China’s military drills add to the complications for the new government in Taipei.

China held its most expansive military drills in a year around Taiwan, just days after Lai Ching-te took over as the island’s new president.

The drills on Thursday were intended to “serve as a strong punishment for the separatist acts of ‘Taiwan independence’ forces and a stern warning against the interference and provocation by external forces,” the official Xinhua News Agency reported, citing a military spokesman.

The “external references” line is likely a reference to the US, which is Taiwan’s main military backer. President Joe Biden has repeatedly said the US would defend the democracy of 23 million people if attacked, while China has pledged to bring Taiwan under its control, by force if necessary.

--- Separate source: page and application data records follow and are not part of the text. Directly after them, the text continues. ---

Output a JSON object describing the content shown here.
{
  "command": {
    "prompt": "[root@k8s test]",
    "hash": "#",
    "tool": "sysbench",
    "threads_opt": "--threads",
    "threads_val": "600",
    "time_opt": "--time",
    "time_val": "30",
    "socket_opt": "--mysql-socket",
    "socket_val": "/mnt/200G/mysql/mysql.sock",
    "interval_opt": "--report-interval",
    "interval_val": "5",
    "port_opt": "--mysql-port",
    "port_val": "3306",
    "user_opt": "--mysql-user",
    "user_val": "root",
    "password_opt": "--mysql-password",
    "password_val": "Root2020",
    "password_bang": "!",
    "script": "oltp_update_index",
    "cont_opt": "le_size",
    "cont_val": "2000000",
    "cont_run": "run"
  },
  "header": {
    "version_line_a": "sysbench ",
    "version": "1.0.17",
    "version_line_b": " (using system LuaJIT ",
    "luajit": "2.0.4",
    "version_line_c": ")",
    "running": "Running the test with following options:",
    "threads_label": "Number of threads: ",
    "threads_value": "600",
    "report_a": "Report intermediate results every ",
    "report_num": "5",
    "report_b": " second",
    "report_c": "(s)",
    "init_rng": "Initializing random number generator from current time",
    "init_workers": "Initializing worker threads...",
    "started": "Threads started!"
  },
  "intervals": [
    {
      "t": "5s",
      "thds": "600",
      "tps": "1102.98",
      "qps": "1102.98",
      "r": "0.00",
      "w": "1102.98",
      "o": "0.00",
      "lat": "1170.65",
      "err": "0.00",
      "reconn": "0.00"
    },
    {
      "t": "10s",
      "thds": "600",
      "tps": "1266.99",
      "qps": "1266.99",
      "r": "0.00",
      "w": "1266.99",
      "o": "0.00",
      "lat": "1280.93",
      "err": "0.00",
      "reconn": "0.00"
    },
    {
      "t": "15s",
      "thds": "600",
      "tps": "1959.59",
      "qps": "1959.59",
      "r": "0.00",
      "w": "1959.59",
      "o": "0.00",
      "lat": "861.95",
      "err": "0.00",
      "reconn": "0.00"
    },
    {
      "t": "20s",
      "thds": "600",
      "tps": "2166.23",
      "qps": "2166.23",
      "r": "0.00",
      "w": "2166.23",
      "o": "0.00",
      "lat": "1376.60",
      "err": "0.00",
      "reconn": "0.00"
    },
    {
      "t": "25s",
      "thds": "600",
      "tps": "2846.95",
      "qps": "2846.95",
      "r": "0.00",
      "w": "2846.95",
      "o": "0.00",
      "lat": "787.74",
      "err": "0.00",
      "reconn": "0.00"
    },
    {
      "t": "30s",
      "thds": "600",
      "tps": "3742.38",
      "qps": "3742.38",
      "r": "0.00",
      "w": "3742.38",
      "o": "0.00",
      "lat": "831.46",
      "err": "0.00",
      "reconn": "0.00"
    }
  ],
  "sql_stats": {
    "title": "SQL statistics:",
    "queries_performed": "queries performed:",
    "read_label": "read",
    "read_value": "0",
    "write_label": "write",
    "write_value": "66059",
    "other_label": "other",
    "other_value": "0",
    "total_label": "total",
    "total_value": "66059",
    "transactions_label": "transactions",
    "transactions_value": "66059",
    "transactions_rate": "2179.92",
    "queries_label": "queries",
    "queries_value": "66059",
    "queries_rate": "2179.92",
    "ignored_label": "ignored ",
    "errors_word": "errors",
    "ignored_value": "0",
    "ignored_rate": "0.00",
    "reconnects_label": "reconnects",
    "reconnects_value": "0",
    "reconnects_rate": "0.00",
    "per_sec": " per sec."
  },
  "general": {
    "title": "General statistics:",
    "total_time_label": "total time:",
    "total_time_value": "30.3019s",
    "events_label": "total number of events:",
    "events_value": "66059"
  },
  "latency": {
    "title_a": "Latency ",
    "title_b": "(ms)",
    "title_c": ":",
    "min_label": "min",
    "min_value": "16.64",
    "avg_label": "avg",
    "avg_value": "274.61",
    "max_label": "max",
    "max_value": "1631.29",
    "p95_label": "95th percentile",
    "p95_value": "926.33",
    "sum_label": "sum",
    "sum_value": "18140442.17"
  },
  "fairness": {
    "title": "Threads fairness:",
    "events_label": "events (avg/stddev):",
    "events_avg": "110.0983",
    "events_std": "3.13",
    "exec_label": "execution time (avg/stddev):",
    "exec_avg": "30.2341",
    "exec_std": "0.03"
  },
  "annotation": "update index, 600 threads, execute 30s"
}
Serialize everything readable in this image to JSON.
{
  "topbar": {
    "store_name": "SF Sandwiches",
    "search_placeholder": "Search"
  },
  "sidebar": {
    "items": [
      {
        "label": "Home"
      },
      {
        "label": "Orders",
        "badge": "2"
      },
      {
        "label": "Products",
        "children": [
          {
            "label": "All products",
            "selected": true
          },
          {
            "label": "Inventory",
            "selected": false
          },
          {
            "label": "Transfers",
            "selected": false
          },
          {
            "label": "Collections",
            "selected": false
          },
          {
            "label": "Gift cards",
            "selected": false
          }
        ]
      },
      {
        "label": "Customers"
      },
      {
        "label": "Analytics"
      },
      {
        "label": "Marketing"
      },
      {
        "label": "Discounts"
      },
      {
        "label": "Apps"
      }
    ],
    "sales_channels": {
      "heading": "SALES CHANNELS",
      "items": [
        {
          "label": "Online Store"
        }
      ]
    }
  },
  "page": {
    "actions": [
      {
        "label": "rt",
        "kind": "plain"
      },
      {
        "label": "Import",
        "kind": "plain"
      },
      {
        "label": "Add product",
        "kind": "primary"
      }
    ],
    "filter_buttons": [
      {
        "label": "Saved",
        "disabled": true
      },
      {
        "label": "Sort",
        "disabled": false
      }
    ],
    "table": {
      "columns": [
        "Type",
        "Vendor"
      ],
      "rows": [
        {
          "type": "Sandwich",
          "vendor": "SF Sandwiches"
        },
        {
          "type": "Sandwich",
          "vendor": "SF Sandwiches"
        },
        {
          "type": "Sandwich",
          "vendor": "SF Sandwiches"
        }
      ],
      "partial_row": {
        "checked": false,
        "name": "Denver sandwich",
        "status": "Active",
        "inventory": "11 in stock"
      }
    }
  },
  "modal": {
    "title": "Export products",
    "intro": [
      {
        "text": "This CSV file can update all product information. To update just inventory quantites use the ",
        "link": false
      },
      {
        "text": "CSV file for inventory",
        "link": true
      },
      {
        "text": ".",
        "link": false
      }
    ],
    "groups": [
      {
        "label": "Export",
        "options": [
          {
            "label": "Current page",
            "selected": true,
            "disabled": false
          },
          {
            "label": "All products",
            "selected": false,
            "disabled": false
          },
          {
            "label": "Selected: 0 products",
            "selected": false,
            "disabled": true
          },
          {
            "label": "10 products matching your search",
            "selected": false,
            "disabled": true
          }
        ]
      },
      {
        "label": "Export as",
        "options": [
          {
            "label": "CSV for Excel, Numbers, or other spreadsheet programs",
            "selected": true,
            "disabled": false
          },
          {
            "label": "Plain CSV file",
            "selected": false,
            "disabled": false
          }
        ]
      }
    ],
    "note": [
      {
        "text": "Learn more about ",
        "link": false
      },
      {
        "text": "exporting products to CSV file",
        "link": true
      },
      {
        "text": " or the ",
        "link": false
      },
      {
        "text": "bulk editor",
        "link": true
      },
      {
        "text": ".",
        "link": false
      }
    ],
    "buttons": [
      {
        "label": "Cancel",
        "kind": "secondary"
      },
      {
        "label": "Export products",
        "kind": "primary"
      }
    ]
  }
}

The exercises ramp up pressure on Lai, who took office in the island that makes the bulk of the world’s most advanced chips on Monday. He said in his inaugural address that China should drop its threat of war and that neither side of the strait was subordinate to the other.

China has already signaled its displeasure with Lai taking office, saying his speech “sent a dangerous signal of seeking independence.” It also condemned US Secretary of State Antony Blinken for congratulating Lai, sanctioned a former US congressman who supported Taipei and hit US defense companies with symbolic sanctions. 

China’s military drills add to the complications for the new government in Taipei. Opposition lawmakers are pushing though changes to the law that are aimed at reining in its powers, bringing thousands of people onto the streets of Tuesday night. Those demonstrations are likely to resume on Friday when the legislature takes its next steps forward on the changes.

The Chinese drills were being carried out in the Taiwan Strait; north, south and east of Taiwan; and around the offshore islands of Kinmen, Matsu, Wuqiu and Dongyin, Xinhua said. The exercises would last two days, it added.

While it wasn’t immediately clear how many ships and planes were involved, China’s military has not held exercises in so many locations around Taiwan since April of last year.

The Defense Ministry in Taipei said it was looking into the exercises.

(Except for the headline, this story has not been edited by NDTV staff and is published from a syndicated feed.)